Our approach was successfully applied to one type of land-use change in one geographic area where forest regrowth is the main successional consequence of land abandonment. Considering the increasing importance of forest regrowth following land abandonment in many regions in Europe (e.g. Hatna & Bakker 2011) and in North America (Ramankutty et al. 2010; Thompson et al. 2011), our approach is promising, in that it may help manage ecosystems to reduce biodiversity losses. The approach used in this study should, in principle, also be applicable to any ecosystem around the world facing any type of quantifiable land-use change. For instance, the transition between extensively and intensively managed agricultural land (Reidsma et al. 2006) or deforestation in tropical forests (Dale et al. 1994) or savannas (Velazquez et al. 2003; Jepson 2005) could possibly be similarly modelled using the most relevant predictors of land-use transition.
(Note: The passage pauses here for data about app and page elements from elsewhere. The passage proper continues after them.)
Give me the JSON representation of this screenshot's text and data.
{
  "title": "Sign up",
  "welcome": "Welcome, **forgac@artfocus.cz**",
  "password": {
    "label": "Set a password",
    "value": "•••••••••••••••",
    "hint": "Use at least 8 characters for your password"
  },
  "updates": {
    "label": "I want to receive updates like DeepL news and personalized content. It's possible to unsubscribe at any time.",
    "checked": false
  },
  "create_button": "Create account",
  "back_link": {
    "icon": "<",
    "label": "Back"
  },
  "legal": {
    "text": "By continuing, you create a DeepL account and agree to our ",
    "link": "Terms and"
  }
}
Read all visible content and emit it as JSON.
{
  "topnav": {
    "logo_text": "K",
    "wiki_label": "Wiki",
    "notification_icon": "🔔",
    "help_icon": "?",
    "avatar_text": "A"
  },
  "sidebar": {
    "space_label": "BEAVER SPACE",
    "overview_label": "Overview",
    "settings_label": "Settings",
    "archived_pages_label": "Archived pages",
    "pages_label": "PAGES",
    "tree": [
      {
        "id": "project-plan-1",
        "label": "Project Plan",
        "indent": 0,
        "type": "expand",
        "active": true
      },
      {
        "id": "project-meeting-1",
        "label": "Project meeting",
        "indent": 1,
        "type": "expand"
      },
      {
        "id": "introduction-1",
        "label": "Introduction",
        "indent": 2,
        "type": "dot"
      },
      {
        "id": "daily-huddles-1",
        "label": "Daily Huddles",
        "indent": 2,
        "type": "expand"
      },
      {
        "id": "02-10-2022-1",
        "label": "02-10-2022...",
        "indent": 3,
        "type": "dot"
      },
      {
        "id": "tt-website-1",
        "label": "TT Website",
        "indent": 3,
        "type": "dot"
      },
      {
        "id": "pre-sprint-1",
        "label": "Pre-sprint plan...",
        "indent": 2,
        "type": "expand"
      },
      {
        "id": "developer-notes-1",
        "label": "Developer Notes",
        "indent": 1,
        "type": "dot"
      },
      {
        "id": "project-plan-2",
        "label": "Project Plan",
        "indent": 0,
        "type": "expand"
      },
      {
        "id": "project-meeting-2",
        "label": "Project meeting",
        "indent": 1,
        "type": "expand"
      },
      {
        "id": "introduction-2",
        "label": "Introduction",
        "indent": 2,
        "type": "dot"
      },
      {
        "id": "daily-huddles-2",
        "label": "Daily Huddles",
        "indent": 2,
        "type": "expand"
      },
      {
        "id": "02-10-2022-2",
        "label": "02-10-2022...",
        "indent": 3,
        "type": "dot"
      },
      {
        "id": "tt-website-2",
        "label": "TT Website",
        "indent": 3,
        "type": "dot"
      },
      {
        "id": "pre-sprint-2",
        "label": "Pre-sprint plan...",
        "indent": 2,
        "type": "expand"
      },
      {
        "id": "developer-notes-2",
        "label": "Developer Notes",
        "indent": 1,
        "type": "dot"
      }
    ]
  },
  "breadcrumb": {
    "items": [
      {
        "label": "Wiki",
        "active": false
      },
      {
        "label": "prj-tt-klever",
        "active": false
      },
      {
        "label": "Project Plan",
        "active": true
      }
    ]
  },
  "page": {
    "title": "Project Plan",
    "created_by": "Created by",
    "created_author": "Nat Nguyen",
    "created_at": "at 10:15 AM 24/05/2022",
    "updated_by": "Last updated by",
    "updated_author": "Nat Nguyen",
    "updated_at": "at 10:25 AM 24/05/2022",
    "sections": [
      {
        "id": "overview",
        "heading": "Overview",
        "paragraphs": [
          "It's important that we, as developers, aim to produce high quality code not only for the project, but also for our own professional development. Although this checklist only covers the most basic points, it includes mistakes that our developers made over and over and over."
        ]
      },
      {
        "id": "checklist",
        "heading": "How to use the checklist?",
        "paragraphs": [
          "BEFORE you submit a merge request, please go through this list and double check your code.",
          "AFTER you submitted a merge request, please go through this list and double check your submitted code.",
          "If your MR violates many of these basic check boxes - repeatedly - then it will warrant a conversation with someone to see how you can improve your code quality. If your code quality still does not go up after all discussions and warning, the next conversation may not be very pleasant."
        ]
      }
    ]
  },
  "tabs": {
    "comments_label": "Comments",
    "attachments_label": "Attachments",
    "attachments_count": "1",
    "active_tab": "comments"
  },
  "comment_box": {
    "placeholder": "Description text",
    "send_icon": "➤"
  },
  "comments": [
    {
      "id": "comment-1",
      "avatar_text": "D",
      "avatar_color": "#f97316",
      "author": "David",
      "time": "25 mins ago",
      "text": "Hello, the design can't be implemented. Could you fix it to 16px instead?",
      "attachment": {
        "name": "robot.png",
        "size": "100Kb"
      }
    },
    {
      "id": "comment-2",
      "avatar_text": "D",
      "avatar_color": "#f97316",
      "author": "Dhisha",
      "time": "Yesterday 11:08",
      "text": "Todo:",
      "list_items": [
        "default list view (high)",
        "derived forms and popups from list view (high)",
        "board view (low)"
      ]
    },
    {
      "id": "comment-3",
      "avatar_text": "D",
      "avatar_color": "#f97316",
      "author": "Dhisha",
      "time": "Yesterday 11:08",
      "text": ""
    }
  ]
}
In addition, predictions of species richness, as illustrated here, should likely be complemented with predictions of other community indices, such as phylogenetic and functional diversity or the proportion of species on red lists (e.g. Pellissier et al. 2010b; Pio et al. 2011). Such a combined modelling exercise linking land-use change with biodiversity data should now be tested on other landscape and ecosystem types, to assess more generally if this approach can contribute to optimize restoration or conservation actions, especially in biologically rich and threatened areas.


We thank John Dwyer and two anonymous referees for their comments on an earlier version of this manuscript. This research has been supported by the Centre de conservation de la faune et de la nature (Canton de Vaud), the SNF grant Nr. 31003A-125145 (BIOASSEMBLE project), the European Commission (ECOCHANGE project) and the National Centre for Competence in Research (NCCR) ‘Plant Survival in Agro-Natural Landscapes’ in Neuchâtel.